Molasses not only provides a good carbon source for rapid microbial growth, it’s also a good source of iron for plants. Iron is easily locked up in the soil, and it is often the limiting factor for plant growth. But some plant-growth-promoting bacteria make special organic molecules called siderophores. The word “siderophore” literally means “iron carrier”. It is one of the best chelators of iron found in nature. So as the soil bacteria eat the molasses, the iron in the molasses remains soluble and available to the plants. The results? Better color, increased photosynthesis, greater stress tolerance, and sweeter fruit! In fact, many scientists attribute most of the benefits of molasses supplements directly to the greater availability of iron to the plant.

Another indirect benefit of molasses is speeding up the availability of organic nutrients. Although micronized molasses has practically no nitrogen, phosphorus or potassium, the microorganisms it feeds can dramatically improve nutrient availability. Some microorganisms fix nitrogen directly from the air and process it into plant-available form. Other bacteria and fungi solubilize the phosphorus that is locked up in the soil and feed it to the plant. Some microbial byproducts improve the uptake of calcium, and other microorganisms mobilize potassium. Best of all, during their carbohydrate metabolism microbial cells make organic acids that chelate many essential trace elements such as iron, copper, manganese and zinc, making them readily available for plant uptake. Trace elements activate many powerful enzymes, energizing the chemistry of life.

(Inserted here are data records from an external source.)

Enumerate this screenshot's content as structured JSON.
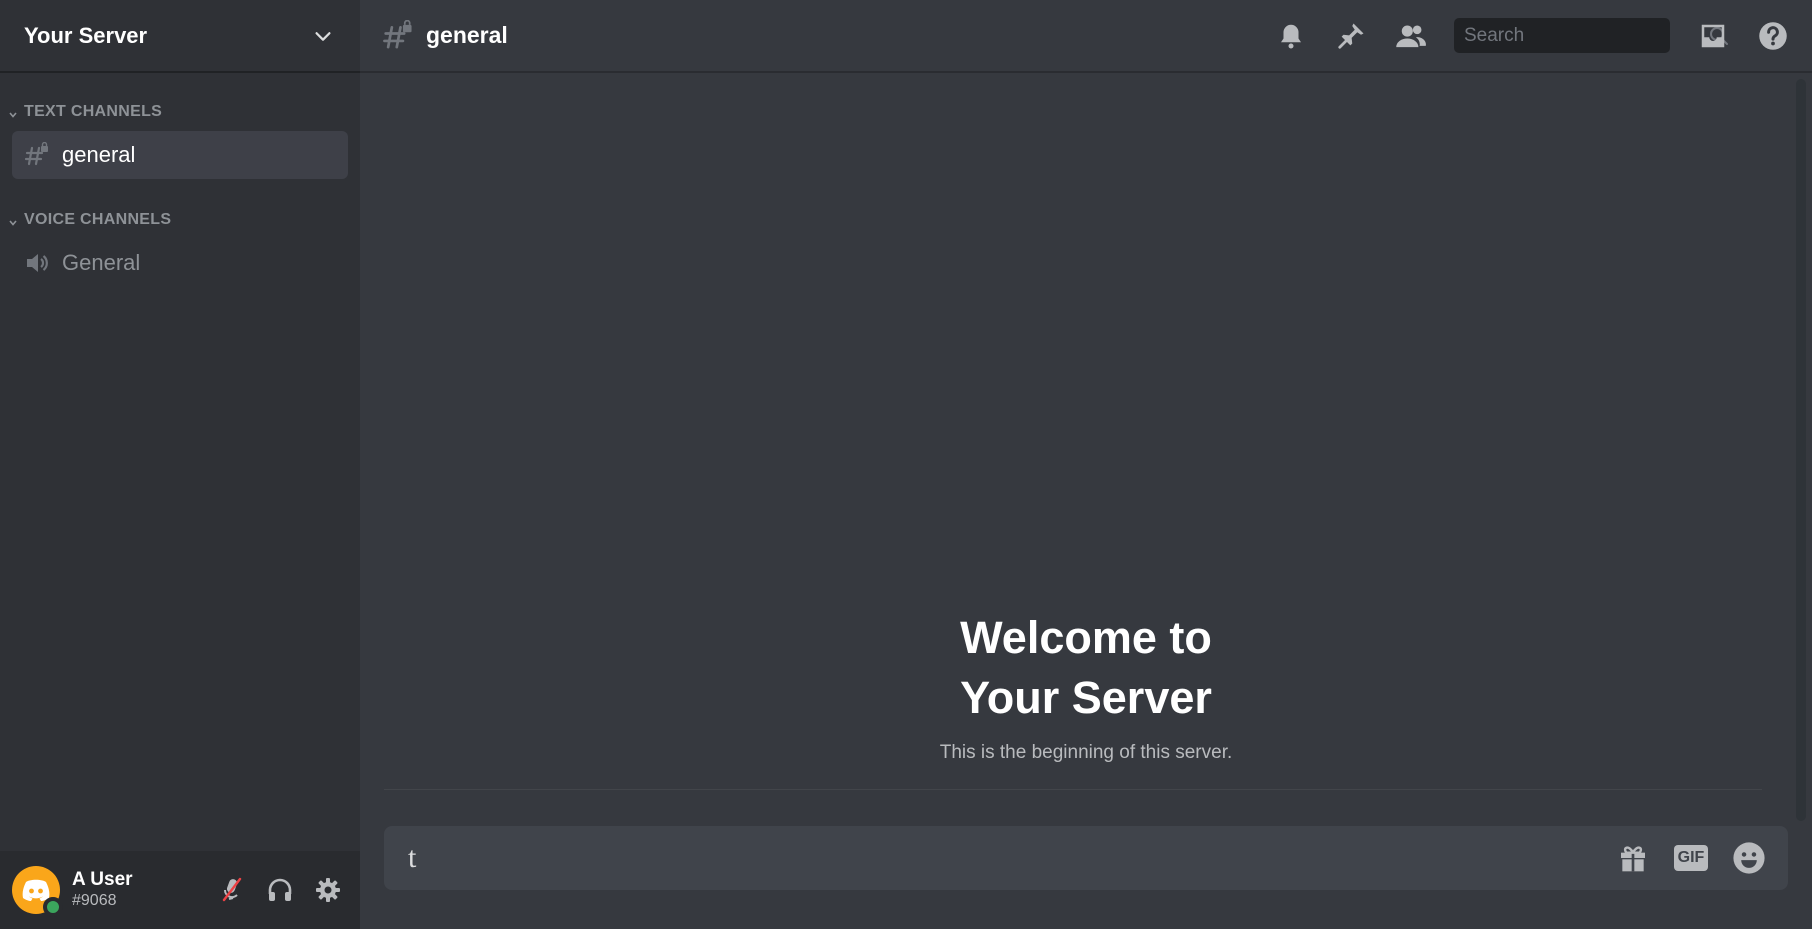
{
  "server": {
    "name": "Your Server"
  },
  "categories": {
    "text": {
      "label": "TEXT CHANNELS"
    },
    "voice": {
      "label": "VOICE CHANNELS"
    }
  },
  "channels": {
    "text": [
      {
        "name": "general",
        "active": true
      }
    ],
    "voice": [
      {
        "name": "General"
      }
    ]
  },
  "user": {
    "name": "A User",
    "tag": "#9068",
    "status_color": "#3ba55d",
    "avatar_color": "#faa61a"
  },
  "topbar": {
    "channel_name": "general",
    "search_placeholder": "Search",
    "icons": [
      "bell-icon",
      "pin-icon",
      "members-icon",
      "inbox-icon",
      "help-icon"
    ]
  },
  "welcome": {
    "title_line1": "Welcome to",
    "title_line2": "Your Server",
    "subtitle": "This is the beginning of this server."
  },
  "composer": {
    "value": "t",
    "gif_label": "GIF"
  },
  "colors": {
    "sidebar": "#2f3136",
    "main": "#36393f",
    "user_panel": "#292b2f",
    "input": "#40444b"
  }
}
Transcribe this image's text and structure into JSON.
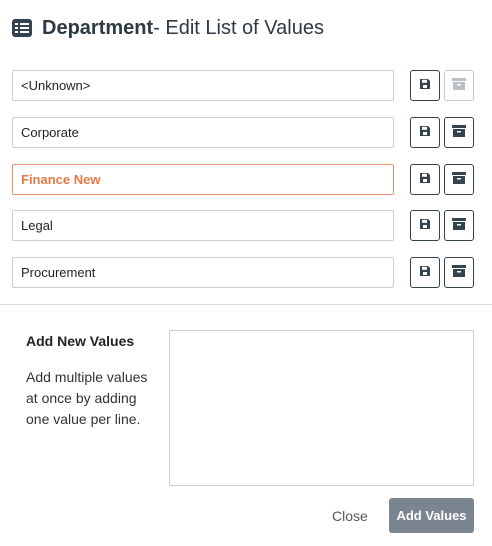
{
  "header": {
    "icon": "list-icon",
    "title_strong": "Department",
    "title_rest": " - Edit List of Values"
  },
  "values": [
    {
      "value": "<Unknown>",
      "editing": false,
      "archive_disabled": true
    },
    {
      "value": "Corporate",
      "editing": false,
      "archive_disabled": false
    },
    {
      "value": "Finance New",
      "editing": true,
      "archive_disabled": false
    },
    {
      "value": "Legal",
      "editing": false,
      "archive_disabled": false
    },
    {
      "value": "Procurement",
      "editing": false,
      "archive_disabled": false
    }
  ],
  "add_section": {
    "title": "Add New Values",
    "description": "Add multiple values at once by adding one value per line.",
    "textarea_value": ""
  },
  "footer": {
    "close_label": "Close",
    "add_label": "Add Values"
  },
  "colors": {
    "primary_dark": "#34444f",
    "editing_accent": "#e37a44",
    "add_button_bg": "#7a8590"
  }
}
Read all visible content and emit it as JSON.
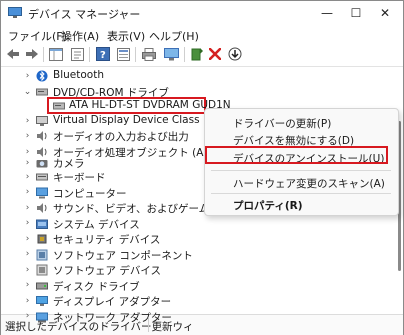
{
  "window": {
    "title": "デバイス マネージャー",
    "minimize": "—",
    "maximize": "☐",
    "close": "✕"
  },
  "menu": {
    "file": "ファイル(F)",
    "action": "操作(A)",
    "view": "表示(V)",
    "help": "ヘルプ(H)"
  },
  "tree": {
    "items": [
      {
        "label": "Bluetooth"
      },
      {
        "label": "DVD/CD-ROM ドライブ"
      },
      {
        "label": "ATA HL-DT-ST DVDRAM GUD1N"
      },
      {
        "label": "Virtual Display Device Class"
      },
      {
        "label": "オーディオの入力および出力"
      },
      {
        "label": "オーディオ処理オブジェクト (APO)"
      },
      {
        "label": "カメラ"
      },
      {
        "label": "キーボード"
      },
      {
        "label": "コンピューター"
      },
      {
        "label": "サウンド、ビデオ、およびゲーム コントローラー"
      },
      {
        "label": "システム デバイス"
      },
      {
        "label": "セキュリティ デバイス"
      },
      {
        "label": "ソフトウェア コンポーネント"
      },
      {
        "label": "ソフトウェア デバイス"
      },
      {
        "label": "ディスク ドライブ"
      },
      {
        "label": "ディスプレイ アダプター"
      },
      {
        "label": "ネットワーク アダプター"
      }
    ]
  },
  "context_menu": {
    "update_driver": "ドライバーの更新(P)",
    "disable_device": "デバイスを無効にする(D)",
    "uninstall_device": "デバイスのアンインストール(U)",
    "scan_hardware": "ハードウェア変更のスキャン(A)",
    "properties": "プロパティ(R)"
  },
  "status": {
    "text": "選択したデバイスのドライバー更新ウィ"
  },
  "colors": {
    "highlight_red": "#d71920",
    "selection_blue": "#cce4f7"
  }
}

Although cane molasses can be very beneficial for organic production in soil, its best to stay away from sweet products in hydroponics. Most hydroponic nutrient formulas provide about 90% of the nitrogen to the plant in its nitrate form. So if a carbon source is added to the reservoir, a competitive advantage is given to microorganisms that feed on nitrates and make the nitrogen unavailable to the plant. In my own experiments using carbohydrate products in hydroponics, I’ve seen nitrate levels reduced to zero in a matter of days! So don’t add sugars to a hydroponic nutrient formula, especially during the vegetative stage when nitrogen needs are the highest.
In organic soil gardens, however, micronized molasses definitely has its place. Composts supply both carbon and nitrogen, but sometimes they are released too slowly, or they don’t remain in optimum balance with the needs of the plants. Spoon-feeding your plants with water-soluble molasses can help adjust the carbon to nitrogen ratio in the soil and give your plants a boost when they need it the most.

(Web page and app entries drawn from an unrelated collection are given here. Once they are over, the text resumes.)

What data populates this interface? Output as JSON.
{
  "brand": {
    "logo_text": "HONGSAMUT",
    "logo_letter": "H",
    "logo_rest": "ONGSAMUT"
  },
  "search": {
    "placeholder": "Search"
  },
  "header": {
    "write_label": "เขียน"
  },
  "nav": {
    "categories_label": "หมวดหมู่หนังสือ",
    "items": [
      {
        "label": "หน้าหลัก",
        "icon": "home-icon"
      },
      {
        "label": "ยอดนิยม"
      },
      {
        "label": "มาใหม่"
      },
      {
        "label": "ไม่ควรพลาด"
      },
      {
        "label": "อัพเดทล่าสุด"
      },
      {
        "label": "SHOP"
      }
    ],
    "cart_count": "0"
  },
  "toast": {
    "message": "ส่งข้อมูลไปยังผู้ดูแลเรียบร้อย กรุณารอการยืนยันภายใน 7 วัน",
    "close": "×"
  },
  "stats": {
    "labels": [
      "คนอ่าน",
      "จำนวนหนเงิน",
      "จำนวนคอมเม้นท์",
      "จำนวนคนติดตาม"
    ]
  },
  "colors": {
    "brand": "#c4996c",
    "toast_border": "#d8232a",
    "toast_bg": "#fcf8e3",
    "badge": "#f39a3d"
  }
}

For example, during their establishment, plants are sometimes limited in their carbohydrate production and may not be able to exude enough carbohydrates to support a strong microbial base. So spoon-feeding a little molasses or drenching the roots with compost tea can help boost the microbial populations in the soil that stimulate root growth. Microbial populations can also suffer after times of stress. For example, over fertilizing or poor water management not only affects plants, it can seriously harm beneficial microorganisms in the soil. A spoonful of molasses can go a long way to help the colonies of beneficial microorganisms reestablish themselves, and may even help the plants recover more quickly. Remember, though, that moderation is the key. Too much molasses can cause a bloom of microorganisms that can actually compete with the nutritional needs of the plant!

During the later stages of fruiting and flowering, molasses supplements may show their greatest benefits. Plants tend to get stingy with their carbohydrates during heavy fruit and flower production, preferring to store them in their fruits and seeds instead of leaking them from their roots. So in nature, microorganisms in the root zone begin to go dormant towards the end of the growing season. A boost of carbohydrates can revive the dwindling microbial populations. Carbohydrate supplements are also beneficial when flushing excess mineral salts from the root zone. Simply add a little cane molasses to water and use it in your soil drench, preferably with a little yucca extract. A boost of cane molasses will energize the life in the soil, and help your plants stay productive until the day of harvest!

By Harley Smith